WHAT YOU HAVE TO DO:
Write out every line from the listing below where the string "resize" is found.
>>>
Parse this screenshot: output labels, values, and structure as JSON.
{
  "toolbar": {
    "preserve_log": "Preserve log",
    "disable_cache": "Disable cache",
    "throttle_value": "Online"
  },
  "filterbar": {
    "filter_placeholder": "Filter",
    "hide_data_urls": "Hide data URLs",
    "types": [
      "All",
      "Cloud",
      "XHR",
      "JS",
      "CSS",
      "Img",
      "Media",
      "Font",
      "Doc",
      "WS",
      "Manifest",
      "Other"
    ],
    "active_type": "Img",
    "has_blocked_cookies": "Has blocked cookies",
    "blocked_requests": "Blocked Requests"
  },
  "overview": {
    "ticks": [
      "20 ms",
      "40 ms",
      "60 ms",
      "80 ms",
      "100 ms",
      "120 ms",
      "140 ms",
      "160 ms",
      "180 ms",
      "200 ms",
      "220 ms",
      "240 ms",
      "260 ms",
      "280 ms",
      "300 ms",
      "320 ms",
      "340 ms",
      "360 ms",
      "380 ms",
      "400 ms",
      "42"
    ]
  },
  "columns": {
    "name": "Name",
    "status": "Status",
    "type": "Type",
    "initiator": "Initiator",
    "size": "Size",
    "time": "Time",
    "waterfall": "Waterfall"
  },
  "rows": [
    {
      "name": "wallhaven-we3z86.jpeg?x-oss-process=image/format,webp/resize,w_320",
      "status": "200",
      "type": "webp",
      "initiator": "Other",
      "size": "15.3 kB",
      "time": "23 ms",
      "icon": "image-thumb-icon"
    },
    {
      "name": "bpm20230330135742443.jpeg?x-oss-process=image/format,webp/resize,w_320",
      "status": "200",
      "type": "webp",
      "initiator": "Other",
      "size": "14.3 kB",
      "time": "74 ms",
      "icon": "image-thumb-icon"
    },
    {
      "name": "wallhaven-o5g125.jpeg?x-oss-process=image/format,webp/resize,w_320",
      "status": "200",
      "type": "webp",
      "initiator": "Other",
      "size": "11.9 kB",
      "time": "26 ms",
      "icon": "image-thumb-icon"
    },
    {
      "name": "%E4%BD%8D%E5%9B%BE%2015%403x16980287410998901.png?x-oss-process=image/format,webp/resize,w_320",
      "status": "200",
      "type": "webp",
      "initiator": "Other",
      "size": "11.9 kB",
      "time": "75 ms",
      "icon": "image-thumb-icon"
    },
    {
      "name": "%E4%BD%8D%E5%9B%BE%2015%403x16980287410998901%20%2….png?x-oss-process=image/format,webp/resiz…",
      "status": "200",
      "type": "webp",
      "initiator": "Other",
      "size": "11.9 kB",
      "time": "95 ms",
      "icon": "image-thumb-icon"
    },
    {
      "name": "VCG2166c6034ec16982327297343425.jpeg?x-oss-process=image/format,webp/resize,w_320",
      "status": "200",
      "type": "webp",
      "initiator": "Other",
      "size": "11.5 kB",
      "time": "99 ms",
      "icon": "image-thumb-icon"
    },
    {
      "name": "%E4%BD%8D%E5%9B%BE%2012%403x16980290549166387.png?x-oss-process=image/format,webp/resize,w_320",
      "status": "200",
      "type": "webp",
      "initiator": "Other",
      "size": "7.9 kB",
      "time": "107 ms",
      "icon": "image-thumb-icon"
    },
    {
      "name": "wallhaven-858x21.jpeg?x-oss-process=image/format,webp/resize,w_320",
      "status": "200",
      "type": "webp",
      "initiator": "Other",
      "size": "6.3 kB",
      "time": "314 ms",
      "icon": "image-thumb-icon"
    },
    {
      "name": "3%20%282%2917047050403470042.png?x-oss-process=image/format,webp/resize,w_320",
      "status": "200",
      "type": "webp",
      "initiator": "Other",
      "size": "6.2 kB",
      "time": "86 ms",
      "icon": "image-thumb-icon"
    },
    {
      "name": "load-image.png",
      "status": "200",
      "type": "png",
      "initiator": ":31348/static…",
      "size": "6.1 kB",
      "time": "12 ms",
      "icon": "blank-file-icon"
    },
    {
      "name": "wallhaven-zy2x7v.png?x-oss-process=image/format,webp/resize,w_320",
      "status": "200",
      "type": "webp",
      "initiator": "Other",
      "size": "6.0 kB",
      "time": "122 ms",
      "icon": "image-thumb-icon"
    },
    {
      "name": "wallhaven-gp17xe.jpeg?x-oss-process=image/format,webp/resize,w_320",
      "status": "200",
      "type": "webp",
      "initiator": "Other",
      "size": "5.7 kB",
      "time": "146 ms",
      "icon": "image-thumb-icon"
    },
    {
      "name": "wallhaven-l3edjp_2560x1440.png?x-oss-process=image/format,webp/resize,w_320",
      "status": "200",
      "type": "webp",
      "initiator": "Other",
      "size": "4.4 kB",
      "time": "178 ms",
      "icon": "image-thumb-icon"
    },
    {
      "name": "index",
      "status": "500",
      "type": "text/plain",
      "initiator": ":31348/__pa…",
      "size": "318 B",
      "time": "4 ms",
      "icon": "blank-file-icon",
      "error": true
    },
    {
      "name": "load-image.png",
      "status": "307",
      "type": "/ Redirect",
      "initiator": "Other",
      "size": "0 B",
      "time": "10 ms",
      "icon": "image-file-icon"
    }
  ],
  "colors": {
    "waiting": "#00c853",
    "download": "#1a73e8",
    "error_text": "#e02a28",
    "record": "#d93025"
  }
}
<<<
ANSWER FOR THE TASK:
      "name": "wallhaven-we3z86.jpeg?x-oss-process=image/format,webp/resize,w_320",
      "name": "bpm20230330135742443.jpeg?x-oss-process=image/format,webp/resize,w_320",
      "name": "wallhaven-o5g125.jpeg?x-oss-process=image/format,webp/resize,w_320",
      "name": "%E4%BD%8D%E5%9B%BE%2015%403x16980287410998901.png?x-oss-process=image/format,webp/resize,w_320",
      "name": "VCG2166c6034ec16982327297343425.jpeg?x-oss-process=image/format,webp/resize,w_320",
      "name": "%E4%BD%8D%E5%9B%BE%2012%403x16980290549166387.png?x-oss-process=image/format,webp/resize,w_320",
      "name": "wallhaven-858x21.jpeg?x-oss-process=image/format,webp/resize,w_320",
      "name": "3%20%282%2917047050403470042.png?x-oss-process=image/format,webp/resize,w_320",
      "name": "wallhaven-zy2x7v.png?x-oss-process=image/format,webp/resize,w_320",
      "name": "wallhaven-gp17xe.jpeg?x-oss-process=image/format,webp/resize,w_320",
      "name": "wallhaven-l3edjp_2560x1440.png?x-oss-process=image/format,webp/resize,w_320",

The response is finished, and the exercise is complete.